I wholeheartedly believe that one of the driving factors behind people moving overseas is so that they can finally walk down to the shops in their underwear without bumping into a single familiar face.
I’d like to believe this is why people move overseas, as it was 100% my main motivation. Complete transparency though, it turns out that even though you might not exactly know anyone, it’s still wildly unacceptable to not wear pants in public. Weird, no?
Regardless, people move overseas all the time with Aussies and Kiwis often trading places with their Trans-Tasman neighbourinos, mainly because the flight is hella short so even if you’re in a time crunch travel-wise, you’re still only spending six-or-so hours in the air return – that’s essentially one Peter Jackson movie.
Whether we make the flight to get more ~cultured~, we go for a love interest or we simply want to see more of the world, everyone adapts to their weird new surroundings eventually but there are a few things that can take some serious getting used to.
Figuring out the slang
For New Zealanders moving to Australia and vice versa, I can understand the confusion. We all think the other country has some pretty bizarre terminology, but we’re all a little bit to blame at the end of the day.
I mean, neither jandals nor thongs are the greatest descriptions for footwear in the world, are they? If we had it my way, they’d be called foot goblins. Doesn’t make much sense, sure, but neither do the other options.
Anywho, once you get the hang of it (especially in English speaking countries), you’ll be fluent in slang at no time at all.
When you eventually fly back to get that confidential goss from your mates that can’t be told to you over the phone for security reasons, be careful – if they catch you using slang you picked up across the Tasman, you’ll get torn to absolute shreds.
Cleanliness in general
Some people probably handle this a tad better than others, but staying hygienic under the supervision of just yourself can be tricky – particularly if your supervisor (aka you) is lazy and incompetent at life.
You may realise in the first few months of living away from home that your sheets have remained unwashed, your clothes have remained in an alarmingly swollen hamper and there’s a rubbish bin with tissues stuck to the side.

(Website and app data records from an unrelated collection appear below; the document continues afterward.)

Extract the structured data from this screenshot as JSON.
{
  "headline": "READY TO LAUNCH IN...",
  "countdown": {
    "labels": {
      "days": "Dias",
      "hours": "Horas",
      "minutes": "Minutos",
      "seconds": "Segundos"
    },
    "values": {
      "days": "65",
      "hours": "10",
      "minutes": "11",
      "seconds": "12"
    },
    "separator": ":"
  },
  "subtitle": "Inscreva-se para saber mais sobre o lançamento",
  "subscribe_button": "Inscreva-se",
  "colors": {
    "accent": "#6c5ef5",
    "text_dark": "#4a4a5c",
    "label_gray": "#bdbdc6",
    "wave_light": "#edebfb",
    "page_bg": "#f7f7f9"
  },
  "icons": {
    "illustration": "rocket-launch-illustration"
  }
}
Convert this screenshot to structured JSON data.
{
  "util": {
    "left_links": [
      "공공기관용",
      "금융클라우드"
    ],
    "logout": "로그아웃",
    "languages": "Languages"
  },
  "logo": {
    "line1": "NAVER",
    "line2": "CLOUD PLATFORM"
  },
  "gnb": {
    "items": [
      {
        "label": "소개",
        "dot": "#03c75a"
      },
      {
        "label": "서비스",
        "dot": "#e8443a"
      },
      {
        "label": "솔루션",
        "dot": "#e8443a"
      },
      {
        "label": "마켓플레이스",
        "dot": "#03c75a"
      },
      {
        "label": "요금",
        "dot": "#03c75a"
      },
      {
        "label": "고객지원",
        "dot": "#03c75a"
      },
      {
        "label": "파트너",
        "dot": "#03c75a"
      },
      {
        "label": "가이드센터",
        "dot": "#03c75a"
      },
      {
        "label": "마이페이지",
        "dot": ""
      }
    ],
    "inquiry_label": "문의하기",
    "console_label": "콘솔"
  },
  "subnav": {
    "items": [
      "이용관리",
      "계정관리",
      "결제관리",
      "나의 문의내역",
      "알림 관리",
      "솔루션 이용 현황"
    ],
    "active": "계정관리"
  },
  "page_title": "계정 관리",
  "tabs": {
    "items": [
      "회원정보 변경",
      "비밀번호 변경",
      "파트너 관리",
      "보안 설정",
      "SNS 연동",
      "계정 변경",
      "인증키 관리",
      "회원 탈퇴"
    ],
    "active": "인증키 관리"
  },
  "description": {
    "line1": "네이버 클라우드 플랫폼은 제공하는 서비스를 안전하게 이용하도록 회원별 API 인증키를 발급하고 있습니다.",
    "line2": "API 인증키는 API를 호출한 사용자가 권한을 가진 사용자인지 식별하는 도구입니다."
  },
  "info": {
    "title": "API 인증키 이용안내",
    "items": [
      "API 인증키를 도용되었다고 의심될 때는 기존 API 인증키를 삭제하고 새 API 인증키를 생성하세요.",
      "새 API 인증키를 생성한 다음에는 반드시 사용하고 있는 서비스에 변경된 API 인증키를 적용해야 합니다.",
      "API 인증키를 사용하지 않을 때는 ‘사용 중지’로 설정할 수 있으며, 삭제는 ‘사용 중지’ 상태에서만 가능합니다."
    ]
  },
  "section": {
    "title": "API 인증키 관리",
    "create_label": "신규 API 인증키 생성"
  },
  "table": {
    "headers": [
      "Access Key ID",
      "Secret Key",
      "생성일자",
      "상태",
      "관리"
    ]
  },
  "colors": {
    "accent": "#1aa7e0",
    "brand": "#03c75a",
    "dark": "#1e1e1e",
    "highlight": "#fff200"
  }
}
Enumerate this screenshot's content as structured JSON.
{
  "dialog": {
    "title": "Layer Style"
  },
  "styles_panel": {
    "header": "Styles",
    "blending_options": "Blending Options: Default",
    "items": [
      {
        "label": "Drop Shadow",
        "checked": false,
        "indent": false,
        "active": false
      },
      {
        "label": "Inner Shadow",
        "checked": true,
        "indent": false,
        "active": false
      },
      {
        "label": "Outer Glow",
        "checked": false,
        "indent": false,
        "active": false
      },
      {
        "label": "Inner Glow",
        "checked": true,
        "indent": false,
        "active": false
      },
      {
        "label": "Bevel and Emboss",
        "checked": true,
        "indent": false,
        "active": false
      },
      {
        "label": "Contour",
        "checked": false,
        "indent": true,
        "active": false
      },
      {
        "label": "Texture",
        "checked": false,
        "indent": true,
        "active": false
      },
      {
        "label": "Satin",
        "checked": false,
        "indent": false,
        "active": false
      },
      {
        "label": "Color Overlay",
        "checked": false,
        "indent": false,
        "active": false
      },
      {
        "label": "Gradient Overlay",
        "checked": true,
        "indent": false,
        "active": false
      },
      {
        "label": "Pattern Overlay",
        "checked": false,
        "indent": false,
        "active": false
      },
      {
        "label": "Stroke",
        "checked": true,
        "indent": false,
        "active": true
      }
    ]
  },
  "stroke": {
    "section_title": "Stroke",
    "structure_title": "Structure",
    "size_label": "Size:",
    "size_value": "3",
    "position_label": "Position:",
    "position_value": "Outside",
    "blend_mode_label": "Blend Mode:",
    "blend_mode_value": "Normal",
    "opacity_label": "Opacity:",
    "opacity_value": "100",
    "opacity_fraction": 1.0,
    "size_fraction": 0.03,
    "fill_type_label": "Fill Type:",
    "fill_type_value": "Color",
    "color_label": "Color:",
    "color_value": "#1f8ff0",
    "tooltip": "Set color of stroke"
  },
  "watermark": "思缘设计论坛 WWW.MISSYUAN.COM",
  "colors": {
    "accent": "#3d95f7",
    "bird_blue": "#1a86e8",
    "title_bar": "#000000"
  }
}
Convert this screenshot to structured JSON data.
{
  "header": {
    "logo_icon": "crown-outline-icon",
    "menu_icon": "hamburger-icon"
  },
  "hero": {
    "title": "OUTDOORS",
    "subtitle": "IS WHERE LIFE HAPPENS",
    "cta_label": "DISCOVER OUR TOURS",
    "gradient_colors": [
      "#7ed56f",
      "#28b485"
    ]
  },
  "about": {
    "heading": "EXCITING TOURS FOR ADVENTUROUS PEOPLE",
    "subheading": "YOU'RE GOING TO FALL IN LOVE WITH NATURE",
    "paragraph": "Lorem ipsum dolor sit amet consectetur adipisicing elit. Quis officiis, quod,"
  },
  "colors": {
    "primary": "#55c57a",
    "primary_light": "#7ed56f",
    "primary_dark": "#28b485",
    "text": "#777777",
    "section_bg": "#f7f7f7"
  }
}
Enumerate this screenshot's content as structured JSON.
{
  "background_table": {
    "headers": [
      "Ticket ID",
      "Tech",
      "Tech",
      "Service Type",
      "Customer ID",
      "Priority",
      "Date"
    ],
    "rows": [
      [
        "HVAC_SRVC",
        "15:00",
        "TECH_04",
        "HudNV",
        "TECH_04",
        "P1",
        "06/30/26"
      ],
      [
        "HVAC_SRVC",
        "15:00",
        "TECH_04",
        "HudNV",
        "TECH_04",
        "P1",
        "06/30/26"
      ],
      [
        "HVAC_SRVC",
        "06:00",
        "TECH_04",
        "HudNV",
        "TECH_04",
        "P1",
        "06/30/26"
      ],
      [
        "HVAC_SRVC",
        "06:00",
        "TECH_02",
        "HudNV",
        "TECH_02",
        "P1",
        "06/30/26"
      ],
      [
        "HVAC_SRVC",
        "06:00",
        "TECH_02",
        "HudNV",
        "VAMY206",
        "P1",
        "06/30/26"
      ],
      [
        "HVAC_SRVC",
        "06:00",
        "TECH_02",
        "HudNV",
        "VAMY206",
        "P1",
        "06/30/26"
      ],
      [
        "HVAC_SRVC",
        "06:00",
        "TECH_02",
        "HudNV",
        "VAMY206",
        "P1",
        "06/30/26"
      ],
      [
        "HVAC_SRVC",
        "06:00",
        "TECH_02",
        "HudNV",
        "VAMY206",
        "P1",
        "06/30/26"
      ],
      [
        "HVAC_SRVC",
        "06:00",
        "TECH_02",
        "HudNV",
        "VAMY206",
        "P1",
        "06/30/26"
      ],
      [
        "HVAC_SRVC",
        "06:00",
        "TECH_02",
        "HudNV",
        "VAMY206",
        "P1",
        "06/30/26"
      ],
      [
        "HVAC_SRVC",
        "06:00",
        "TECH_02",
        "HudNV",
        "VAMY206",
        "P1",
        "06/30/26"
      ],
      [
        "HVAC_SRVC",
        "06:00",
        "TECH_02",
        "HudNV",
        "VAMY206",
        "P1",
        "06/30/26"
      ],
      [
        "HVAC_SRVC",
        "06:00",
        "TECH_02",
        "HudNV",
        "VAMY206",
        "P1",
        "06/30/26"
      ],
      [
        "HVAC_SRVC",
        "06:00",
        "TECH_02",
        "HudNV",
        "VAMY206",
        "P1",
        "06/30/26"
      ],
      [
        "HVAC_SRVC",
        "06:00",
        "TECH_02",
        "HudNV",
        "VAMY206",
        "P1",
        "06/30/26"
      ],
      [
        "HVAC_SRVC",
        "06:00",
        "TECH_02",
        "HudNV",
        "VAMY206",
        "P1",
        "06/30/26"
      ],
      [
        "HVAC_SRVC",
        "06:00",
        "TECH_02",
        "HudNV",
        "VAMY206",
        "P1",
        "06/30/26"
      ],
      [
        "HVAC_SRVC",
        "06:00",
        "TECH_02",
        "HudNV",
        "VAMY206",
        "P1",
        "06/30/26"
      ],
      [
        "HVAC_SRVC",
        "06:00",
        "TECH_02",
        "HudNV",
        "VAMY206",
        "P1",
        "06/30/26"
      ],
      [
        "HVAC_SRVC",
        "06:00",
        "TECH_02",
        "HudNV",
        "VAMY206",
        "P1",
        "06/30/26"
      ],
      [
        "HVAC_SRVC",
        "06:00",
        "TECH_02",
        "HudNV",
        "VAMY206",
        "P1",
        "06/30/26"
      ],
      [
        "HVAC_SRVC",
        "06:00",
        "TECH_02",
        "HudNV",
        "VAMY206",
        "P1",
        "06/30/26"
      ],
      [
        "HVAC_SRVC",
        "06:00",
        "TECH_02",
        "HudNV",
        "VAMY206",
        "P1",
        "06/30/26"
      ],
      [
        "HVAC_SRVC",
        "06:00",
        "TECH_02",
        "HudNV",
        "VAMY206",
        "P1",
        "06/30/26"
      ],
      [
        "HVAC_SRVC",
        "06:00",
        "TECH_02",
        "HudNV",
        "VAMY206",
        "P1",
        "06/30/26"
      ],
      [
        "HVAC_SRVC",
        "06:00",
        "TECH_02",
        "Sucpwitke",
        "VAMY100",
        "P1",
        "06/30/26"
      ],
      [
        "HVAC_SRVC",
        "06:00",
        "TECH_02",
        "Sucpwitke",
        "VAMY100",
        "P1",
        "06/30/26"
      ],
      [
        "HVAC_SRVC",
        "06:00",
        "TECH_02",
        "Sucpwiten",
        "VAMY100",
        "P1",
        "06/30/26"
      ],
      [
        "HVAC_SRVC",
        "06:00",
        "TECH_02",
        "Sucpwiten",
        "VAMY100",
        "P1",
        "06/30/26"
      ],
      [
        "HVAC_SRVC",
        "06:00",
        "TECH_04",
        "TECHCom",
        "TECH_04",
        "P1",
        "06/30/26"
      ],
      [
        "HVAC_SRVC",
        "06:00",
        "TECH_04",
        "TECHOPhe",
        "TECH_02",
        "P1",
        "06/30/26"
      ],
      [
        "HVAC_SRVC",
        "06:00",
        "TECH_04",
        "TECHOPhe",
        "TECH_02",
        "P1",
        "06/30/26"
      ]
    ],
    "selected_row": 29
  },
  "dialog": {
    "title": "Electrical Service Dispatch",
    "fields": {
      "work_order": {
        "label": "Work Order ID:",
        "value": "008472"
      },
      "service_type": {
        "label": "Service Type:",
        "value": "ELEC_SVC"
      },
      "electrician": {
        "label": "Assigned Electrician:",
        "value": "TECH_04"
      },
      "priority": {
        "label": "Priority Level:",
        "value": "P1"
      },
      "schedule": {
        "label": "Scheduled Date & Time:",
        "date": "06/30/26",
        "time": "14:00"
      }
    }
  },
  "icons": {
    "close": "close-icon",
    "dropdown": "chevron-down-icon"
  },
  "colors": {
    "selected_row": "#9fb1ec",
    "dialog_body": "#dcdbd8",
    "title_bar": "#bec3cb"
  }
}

The easiest way to circumnavigate this is to Facetime your parents, let them see the state of your living arrangement and they’ll either lecture you into cleaning or they’ll fly over themselves and do it for you.
Sussing out the time zones
This one’s a real prickle in ya pickle, especially if you spent most of your time in geography class finding towns with the dirtiest sounding names (Reamstown).
Even though New Zealand and Australia’s time zones may only be a couple of hours apart, it can throw a real spanner in the works when you think you’re calling a mate at an appropriate hour and you end up interrupting their all-important dinner. Never get between anyone and their food, no one will appreciate it and your inheritance will mysteriously go missing.
No one has ever moved overseas and started eating like a vigilant health nut from the get-go. No way, no how.
You don’t move to an entirely new place, completely free to do whatever you want, and think to yourself, ‘hmm, I mean fried chicken is good and all, but have you seen those low-sodium wheat crackers?’
It takes a while until you realise that just because you can buy seven litres of pig lard, doesn’t necessarily mean that you should – even if it’s on sale.
Look, even those who claim they don’t have an emotional bone in their body eventually miss home in some shape or form.
It’s a tough one because even if you’re having an absolute laugh-and-a-half, you just don’t get that same comfort just by talking to your parentals or pals on the phone. Have you ever tried high-fiving a mate over the phone? It’s weird and the people around you will also think you’re weird – don’t even attempt it.
But we’re still lucky that a phone is an option though and if we still lived in the BC-era when it was just ships and postcards (my history is way off, I’m aware), we wouldn’t even be able to fly home when we need. And really, if we simply can’t go another day without seeing someone, we do have the option to hop on a plane.
If you’re a Kiwi living in Oz or an Aussie living in NZ, flights only take a couple of hours. Just jump on a cheeky flight on a Friday and come back on the Sunday if you have to – too easy.
Check out flights and sweet deals at Air New Zealand and go see your friends and fam, fam.